:: YOUR INSTRUCTIONS ::
All that is needed is each line of the entries holding the word "Headers", copied as it stands.

┄┄┄┄┄┄┄┄┄┄

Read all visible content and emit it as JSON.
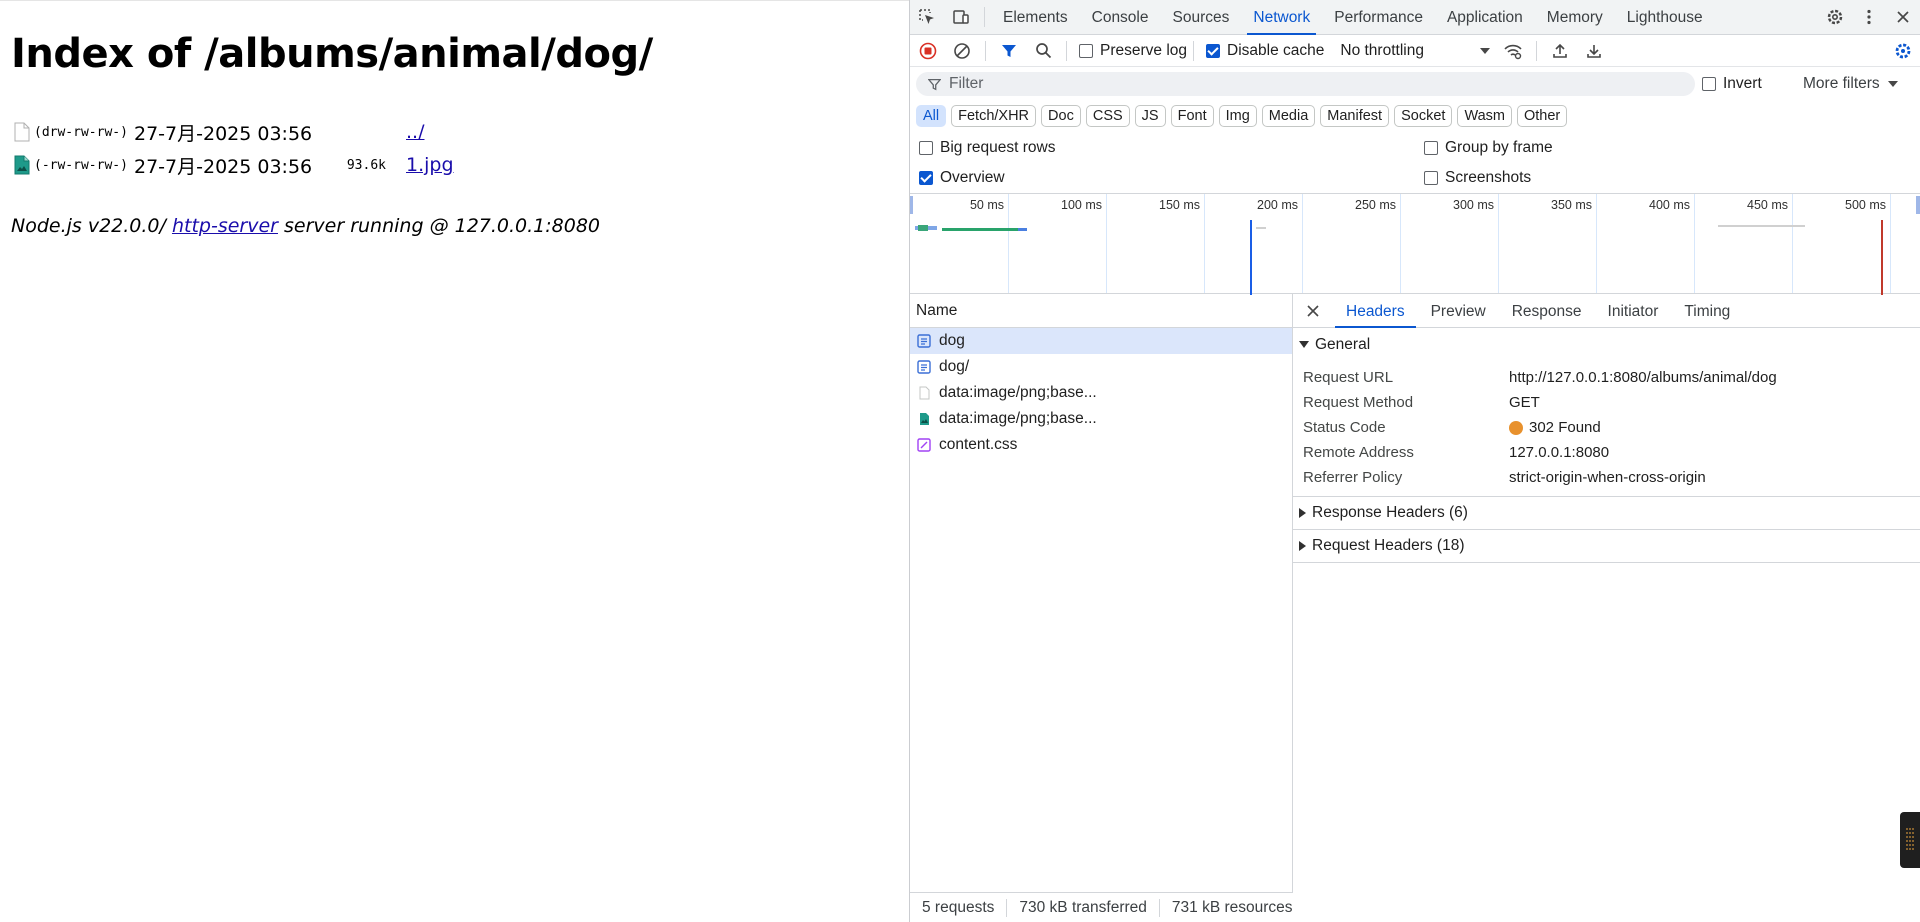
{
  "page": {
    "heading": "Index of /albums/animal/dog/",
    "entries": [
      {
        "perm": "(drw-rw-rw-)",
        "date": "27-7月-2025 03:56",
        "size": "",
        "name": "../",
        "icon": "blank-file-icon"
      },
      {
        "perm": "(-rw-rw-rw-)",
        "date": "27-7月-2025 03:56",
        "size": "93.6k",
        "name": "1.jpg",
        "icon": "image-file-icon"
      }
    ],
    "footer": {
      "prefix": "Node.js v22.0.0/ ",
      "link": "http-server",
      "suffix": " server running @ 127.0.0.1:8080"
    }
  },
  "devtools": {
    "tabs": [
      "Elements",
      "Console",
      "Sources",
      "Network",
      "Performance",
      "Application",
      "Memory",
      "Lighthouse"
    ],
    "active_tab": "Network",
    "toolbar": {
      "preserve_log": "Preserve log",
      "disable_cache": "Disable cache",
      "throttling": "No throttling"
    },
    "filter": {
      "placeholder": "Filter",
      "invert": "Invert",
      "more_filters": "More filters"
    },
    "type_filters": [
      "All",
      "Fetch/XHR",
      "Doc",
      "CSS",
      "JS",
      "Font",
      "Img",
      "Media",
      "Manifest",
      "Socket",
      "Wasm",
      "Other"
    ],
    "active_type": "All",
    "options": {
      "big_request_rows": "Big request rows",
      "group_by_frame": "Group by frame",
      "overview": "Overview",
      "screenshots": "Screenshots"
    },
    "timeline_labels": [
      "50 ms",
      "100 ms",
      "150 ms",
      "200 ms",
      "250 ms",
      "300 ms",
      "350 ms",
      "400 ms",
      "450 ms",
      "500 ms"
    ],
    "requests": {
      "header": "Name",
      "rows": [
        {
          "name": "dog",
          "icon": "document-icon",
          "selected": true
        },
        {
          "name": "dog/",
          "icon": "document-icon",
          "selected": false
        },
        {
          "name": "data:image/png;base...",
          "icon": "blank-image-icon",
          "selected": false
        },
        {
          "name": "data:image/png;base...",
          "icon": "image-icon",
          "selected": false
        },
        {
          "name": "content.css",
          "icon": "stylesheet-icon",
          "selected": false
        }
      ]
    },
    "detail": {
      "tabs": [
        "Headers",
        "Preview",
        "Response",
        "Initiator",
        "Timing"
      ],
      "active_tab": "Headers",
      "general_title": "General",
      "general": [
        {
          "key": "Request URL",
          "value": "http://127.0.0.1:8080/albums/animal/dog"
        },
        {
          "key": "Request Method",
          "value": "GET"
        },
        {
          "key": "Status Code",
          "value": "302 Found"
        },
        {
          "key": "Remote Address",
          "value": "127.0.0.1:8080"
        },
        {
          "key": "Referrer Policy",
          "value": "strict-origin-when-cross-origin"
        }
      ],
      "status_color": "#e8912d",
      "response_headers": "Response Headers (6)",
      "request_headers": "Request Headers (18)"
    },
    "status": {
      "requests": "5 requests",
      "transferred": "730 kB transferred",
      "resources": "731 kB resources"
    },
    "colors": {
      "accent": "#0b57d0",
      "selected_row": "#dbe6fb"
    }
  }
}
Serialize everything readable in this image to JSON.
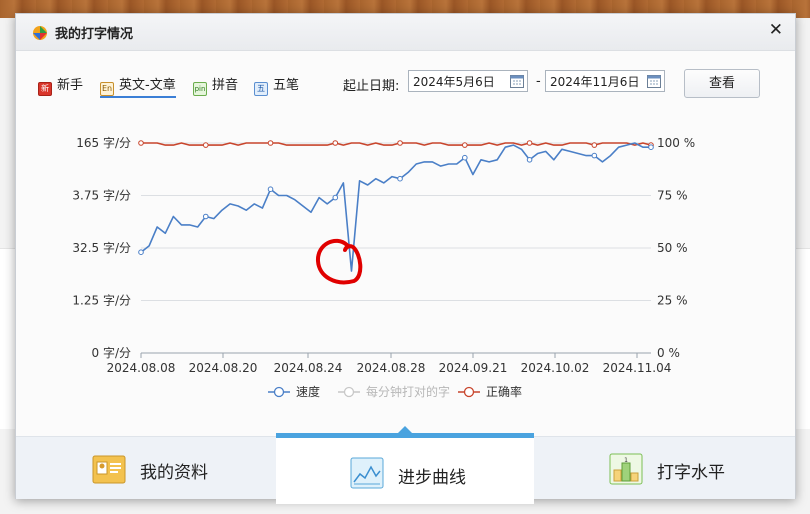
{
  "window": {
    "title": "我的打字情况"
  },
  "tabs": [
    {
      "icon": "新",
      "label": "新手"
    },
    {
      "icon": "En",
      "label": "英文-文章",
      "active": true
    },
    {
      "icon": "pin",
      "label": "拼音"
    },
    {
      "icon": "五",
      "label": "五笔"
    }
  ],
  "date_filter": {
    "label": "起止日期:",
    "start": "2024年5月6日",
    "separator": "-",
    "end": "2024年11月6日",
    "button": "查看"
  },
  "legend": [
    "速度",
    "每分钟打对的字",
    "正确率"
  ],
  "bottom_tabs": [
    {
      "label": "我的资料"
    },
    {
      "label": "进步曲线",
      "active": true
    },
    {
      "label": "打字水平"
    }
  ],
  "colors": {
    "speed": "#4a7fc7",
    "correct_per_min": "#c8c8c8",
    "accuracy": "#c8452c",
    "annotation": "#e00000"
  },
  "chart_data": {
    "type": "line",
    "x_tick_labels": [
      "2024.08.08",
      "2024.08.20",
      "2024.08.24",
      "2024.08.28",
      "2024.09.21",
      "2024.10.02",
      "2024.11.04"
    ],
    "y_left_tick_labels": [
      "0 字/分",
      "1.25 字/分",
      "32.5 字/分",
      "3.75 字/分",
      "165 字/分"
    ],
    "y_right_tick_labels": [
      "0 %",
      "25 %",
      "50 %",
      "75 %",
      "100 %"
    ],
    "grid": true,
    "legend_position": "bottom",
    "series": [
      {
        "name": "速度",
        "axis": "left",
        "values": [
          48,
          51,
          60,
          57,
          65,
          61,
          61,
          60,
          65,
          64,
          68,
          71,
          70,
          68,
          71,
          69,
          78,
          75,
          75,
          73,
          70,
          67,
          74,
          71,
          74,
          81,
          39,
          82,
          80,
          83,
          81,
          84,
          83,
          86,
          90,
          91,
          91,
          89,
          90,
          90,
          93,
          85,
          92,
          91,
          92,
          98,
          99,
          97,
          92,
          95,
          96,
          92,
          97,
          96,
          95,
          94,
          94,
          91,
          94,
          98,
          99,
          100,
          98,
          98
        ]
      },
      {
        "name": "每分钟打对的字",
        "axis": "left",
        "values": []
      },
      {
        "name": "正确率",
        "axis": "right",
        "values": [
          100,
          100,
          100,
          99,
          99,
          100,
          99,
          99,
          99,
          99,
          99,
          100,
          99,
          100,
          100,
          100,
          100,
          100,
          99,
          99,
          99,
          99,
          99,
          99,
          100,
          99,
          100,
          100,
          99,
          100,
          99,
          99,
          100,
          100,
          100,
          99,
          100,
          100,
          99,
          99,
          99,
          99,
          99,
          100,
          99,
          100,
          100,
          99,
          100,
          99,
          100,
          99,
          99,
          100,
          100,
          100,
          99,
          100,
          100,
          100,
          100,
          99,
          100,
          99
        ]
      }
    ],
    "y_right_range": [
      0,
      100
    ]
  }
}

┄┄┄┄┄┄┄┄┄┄

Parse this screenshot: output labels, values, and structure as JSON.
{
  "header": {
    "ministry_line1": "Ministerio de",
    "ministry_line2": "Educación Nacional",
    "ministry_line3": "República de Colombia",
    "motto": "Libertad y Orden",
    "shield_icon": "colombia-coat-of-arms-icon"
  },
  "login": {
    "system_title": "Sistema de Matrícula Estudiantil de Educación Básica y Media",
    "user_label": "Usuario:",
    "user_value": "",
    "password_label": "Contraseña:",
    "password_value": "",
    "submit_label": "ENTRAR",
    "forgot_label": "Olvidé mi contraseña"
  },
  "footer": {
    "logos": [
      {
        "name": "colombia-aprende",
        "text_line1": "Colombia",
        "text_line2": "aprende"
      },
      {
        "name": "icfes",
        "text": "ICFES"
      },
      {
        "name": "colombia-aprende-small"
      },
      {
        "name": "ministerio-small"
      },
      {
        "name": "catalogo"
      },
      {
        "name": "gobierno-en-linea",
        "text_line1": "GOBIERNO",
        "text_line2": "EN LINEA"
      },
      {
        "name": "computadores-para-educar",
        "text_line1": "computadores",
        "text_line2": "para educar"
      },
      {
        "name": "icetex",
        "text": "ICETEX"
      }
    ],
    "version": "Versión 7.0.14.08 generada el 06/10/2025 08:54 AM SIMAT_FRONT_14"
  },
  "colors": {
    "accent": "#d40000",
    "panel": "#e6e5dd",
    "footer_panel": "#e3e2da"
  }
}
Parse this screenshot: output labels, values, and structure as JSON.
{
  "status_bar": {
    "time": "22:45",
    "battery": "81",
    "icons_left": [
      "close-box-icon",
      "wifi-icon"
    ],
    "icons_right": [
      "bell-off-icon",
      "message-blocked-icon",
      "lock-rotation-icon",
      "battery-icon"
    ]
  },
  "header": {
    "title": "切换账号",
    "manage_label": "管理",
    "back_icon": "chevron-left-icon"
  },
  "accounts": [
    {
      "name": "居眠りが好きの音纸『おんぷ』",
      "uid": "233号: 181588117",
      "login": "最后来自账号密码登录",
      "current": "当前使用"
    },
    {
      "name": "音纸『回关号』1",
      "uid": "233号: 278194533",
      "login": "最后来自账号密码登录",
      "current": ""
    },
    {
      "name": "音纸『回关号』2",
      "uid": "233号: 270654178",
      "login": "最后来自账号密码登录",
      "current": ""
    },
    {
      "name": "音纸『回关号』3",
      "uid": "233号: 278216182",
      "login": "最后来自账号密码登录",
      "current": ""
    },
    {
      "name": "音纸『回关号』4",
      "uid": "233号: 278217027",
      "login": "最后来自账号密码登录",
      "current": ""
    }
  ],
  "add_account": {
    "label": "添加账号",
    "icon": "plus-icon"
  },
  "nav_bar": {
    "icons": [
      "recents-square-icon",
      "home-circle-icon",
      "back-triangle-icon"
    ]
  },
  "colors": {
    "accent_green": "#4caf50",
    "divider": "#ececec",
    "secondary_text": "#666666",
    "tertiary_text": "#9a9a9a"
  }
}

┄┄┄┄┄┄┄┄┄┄

:: SOLUTION ::
        "Headers",
      "active_tab": "Headers",
      "response_headers": "Response Headers (6)",
      "request_headers": "Request Headers (18)"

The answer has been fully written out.